Dynamics of Strategy and Design
Strategy, like design, is about making difficult choices: what’s essential, what’s different, and perhaps most importantly, what to leave out. The consequences of such choices include the potential to reshape markets, shift the locus of value for customers, precipitate the emergence of new industries, create new wealth, and distribute technological capability throughout society. But these choices also simultaneously result in the consumption of resources, demands on attention, the foreclosing of opportunities, limiting of perception, and destruction of value. What are the right choices to make, and how do you get better at making them? This course will help students enhance their ability to understand and anticipate such consequences, and to deliberately influence them through their strategic design choices. Recognizing that each successive choice reshapes the playing field, we will concentrate on dynamic methods and processes for continually reevaluating risk and maximizing the value created and captured through design.

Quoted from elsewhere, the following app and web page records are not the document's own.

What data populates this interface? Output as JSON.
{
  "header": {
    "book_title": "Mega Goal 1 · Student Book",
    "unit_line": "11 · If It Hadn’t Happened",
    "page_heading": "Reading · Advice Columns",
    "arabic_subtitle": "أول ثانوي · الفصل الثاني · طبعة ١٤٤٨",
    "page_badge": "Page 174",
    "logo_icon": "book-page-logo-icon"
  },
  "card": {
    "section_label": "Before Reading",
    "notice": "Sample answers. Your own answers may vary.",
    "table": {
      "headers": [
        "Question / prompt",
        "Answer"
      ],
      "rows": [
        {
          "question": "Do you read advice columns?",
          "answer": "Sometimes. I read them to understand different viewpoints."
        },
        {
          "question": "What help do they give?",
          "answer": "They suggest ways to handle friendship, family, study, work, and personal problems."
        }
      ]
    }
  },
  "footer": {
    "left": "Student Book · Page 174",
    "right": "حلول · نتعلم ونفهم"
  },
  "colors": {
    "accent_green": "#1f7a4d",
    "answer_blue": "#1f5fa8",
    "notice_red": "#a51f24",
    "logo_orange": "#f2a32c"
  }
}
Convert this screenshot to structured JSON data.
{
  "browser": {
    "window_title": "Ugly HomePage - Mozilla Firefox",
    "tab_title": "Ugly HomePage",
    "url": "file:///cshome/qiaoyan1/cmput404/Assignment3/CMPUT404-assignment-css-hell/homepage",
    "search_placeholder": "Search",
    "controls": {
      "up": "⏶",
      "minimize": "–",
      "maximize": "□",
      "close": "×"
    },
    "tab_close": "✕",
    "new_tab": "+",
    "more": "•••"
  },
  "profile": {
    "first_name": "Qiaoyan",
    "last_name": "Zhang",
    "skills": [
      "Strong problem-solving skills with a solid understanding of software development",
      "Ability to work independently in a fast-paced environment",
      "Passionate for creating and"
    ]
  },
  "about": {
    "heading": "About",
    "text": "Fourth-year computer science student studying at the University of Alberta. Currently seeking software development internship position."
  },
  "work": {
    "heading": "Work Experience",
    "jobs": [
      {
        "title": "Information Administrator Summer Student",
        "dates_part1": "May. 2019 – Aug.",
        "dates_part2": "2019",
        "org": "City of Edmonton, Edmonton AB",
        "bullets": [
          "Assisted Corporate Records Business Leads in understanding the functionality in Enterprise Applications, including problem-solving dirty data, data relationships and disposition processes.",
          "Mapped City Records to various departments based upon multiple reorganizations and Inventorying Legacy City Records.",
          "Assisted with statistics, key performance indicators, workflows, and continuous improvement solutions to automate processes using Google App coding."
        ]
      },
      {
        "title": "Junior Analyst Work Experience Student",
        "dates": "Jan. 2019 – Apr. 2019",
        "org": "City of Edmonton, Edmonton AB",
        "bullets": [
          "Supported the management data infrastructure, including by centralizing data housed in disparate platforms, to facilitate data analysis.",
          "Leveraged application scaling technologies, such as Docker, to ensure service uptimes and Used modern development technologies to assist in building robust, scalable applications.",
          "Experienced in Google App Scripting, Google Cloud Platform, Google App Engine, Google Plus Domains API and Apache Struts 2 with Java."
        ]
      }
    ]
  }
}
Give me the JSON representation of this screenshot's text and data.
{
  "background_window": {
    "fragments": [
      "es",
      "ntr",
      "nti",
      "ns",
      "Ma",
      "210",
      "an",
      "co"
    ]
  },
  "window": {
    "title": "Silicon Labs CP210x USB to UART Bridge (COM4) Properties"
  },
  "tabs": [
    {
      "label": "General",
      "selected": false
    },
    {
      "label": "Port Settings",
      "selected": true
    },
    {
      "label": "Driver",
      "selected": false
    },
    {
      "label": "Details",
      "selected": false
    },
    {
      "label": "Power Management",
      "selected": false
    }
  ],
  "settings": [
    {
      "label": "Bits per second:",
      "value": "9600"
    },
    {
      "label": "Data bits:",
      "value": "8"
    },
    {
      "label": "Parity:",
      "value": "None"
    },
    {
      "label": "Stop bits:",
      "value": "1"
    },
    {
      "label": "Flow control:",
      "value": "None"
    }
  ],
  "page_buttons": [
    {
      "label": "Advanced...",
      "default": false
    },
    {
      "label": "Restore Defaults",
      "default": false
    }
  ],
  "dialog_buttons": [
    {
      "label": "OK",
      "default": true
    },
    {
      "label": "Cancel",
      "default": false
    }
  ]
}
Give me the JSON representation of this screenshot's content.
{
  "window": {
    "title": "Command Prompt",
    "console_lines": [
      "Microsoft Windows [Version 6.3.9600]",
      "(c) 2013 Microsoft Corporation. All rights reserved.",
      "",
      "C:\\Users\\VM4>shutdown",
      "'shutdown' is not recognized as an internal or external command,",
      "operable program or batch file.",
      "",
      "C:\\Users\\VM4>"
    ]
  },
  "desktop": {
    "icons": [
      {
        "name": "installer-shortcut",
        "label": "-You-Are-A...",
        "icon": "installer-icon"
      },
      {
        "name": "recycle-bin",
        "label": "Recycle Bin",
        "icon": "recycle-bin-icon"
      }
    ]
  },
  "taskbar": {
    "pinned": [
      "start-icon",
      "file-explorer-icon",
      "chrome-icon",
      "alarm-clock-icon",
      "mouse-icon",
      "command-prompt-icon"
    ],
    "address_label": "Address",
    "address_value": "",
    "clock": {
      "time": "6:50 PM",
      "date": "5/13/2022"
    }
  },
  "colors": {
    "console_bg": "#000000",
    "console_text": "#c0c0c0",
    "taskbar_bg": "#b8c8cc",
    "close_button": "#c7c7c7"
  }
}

Even many experienced product designers lack the tools necessary to understand and articulate the broader implications of their work within a complex and dynamic business environment. The most successful designers are better at recognizing the roots of strategic change and opportunity, assessing the potential business, social, and cultural impacts of their work, and determining what to do and who to involve in getting it done. In this course, students will develop competency in strategic analysis, concepting, and decision-making, and gain practice in articulating strategic arguments for their work.
The course will offer a hands-on approach to analyzing and developing strategy, and students are encouraged to take active responsibility for not only their own learning, but that of their peers as well. Students will be presented with ideas, tools, and case studies to shape their understanding of what strategy is and how it works, from the course instructor and from 3-5 guest lecturers who will speak about their experiences creating, launching, and managing innovative businesses. (Guests will include entrepreneurs, venture capitalists, corporate managers, social innovators, and leaders from the startup community.) Active participation in discussions and exercises will be required. There will be 2 individual projects to complete and 3 small group projects. Projects will be presented and critiqued in class.
Students in this course will come away with a set of tools to:
- Identify the drivers of social, cultural, economic, and technological change
- Match products to emerging and changing markets
- Develop strategies to capture market value
- Create and/or change capabilities to reflect changing market and technological dynamics
- Understand and model basic product/service economics
- Describe the strategic benefits of a product/service beyond simple ROI
The Innovator’s Dilemma, by Clayton Christensen
The Innovator’s Guide to Growth, by Scott D. Anthony et al.
Competitive Strategy: Techniques for Analyzing Industries and Competitors, by Michael Porter
Business Model Generation: A Handbook for Visionaries, Gamechangers, and Challengers, by Alexander Osterwalder and Yves Pigneur
Harvard Business Review on Advances in Strategy, Harvard Business School Press
Complications: A Surgeon’s Notes on an Imperfect Science, by Atul Gawande
“Design [is not a] Strategy”, by John Zapolski (presentation)
“Good Question! The Eight Best Questions We Got While Raising Venture Capital” by Glenn Kelman, TechCrunch guest blog post